Start of Block

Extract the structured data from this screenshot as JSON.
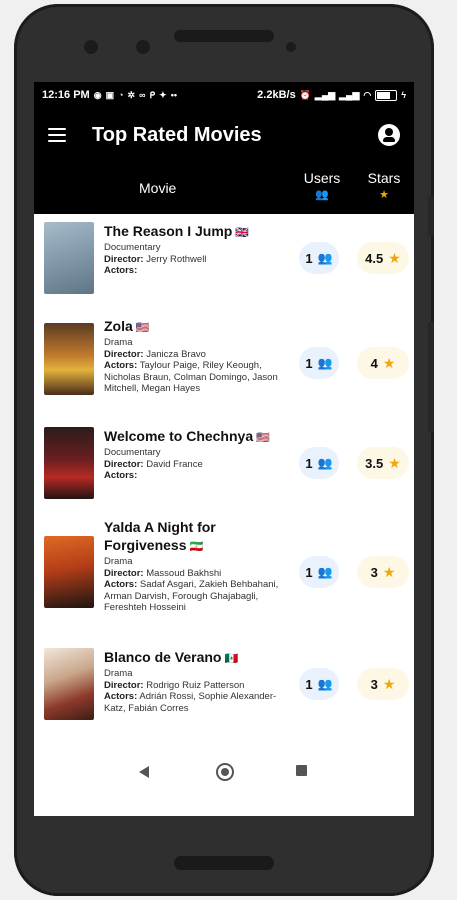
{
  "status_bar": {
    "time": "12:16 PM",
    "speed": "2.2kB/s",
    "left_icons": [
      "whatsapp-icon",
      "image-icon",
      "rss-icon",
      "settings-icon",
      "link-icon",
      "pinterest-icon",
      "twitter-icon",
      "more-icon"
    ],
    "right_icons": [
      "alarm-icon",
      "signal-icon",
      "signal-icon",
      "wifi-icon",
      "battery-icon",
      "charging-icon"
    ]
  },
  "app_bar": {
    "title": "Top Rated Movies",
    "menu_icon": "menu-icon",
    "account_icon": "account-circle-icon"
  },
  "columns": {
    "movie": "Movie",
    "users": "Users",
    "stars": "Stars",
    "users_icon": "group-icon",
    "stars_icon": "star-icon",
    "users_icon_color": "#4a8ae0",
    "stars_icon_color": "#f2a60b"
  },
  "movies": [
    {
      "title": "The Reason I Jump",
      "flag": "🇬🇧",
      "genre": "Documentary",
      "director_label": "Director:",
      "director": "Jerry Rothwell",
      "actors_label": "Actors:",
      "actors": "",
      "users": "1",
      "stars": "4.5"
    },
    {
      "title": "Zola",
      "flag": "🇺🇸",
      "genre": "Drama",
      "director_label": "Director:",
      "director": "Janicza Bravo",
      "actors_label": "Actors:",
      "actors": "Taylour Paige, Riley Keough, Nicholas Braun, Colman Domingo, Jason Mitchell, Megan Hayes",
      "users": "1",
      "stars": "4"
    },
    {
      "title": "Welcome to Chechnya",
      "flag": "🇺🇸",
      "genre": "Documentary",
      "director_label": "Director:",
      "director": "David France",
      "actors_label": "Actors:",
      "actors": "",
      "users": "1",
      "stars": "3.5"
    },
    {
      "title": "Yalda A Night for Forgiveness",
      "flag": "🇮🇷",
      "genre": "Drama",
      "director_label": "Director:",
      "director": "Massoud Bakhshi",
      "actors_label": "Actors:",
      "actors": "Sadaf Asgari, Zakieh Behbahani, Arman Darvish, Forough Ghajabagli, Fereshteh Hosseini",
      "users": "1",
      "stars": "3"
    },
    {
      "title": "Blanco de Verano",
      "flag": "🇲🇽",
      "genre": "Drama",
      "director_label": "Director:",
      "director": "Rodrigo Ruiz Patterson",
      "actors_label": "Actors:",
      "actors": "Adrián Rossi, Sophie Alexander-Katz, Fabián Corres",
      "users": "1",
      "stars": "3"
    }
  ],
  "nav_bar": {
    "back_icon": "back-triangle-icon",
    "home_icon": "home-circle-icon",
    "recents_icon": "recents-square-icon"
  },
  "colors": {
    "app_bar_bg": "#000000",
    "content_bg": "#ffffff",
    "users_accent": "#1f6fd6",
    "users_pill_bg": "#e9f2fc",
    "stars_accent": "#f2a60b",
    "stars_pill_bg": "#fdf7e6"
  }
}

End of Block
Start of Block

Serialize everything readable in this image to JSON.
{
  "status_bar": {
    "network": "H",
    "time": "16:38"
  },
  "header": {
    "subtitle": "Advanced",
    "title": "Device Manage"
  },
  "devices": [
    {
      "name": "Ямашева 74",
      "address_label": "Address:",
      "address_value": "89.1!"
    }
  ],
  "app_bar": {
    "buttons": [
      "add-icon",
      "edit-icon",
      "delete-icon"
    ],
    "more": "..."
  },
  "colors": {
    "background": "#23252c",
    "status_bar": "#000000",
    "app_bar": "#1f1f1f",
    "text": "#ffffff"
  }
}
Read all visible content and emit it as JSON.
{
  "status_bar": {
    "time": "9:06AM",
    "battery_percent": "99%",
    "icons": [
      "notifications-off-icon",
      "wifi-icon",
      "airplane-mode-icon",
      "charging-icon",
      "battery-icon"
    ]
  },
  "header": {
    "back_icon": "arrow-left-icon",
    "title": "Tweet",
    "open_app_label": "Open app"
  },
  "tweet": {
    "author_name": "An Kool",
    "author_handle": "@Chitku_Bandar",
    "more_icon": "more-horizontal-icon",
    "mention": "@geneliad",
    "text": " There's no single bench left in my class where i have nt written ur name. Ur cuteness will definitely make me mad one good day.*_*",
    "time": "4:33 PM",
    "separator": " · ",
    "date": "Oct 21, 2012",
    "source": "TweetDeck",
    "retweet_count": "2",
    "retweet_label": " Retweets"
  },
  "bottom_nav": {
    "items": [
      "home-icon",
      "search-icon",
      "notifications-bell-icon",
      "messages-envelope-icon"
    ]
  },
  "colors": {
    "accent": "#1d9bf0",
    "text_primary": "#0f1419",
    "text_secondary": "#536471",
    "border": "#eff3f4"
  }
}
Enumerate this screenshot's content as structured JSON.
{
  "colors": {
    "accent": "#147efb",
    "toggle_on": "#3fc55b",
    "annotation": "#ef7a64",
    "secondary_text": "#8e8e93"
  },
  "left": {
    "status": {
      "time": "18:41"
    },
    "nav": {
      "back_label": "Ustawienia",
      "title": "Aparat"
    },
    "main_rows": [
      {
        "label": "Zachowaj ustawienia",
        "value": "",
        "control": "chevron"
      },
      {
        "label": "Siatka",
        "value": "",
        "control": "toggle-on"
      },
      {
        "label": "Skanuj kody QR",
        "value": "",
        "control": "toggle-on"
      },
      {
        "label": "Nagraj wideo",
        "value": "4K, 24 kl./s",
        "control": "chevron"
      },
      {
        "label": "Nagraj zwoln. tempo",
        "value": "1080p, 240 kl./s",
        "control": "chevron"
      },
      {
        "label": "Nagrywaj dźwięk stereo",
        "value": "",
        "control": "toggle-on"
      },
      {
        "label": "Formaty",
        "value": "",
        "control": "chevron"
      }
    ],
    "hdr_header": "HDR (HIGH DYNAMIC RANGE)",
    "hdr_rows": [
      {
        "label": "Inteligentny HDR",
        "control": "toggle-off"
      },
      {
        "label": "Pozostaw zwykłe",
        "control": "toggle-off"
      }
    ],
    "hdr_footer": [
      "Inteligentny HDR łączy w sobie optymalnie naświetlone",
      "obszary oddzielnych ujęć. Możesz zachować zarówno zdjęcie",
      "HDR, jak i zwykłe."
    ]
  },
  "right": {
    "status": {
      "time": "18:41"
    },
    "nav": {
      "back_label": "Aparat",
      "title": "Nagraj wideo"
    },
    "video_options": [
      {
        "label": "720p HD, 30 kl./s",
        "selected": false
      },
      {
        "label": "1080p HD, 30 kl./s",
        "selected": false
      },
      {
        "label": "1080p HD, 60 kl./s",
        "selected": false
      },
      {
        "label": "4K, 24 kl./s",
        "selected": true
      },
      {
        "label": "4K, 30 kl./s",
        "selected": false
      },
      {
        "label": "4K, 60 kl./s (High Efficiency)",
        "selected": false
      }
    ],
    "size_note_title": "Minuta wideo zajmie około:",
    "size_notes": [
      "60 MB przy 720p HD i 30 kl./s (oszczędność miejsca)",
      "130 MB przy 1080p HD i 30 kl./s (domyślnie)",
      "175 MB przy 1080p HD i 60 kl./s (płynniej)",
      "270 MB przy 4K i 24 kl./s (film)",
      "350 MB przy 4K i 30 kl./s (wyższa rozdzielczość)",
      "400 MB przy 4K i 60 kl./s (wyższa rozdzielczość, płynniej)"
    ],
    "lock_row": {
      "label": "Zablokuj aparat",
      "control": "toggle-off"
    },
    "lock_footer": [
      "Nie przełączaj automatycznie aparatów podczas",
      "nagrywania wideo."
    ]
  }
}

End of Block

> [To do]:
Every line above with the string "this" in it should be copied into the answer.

> [Result]:
Extract the structured data from this screenshot as JSON.
Serialize everything readable in this image to JSON.
Enumerate this screenshot's content as structured JSON.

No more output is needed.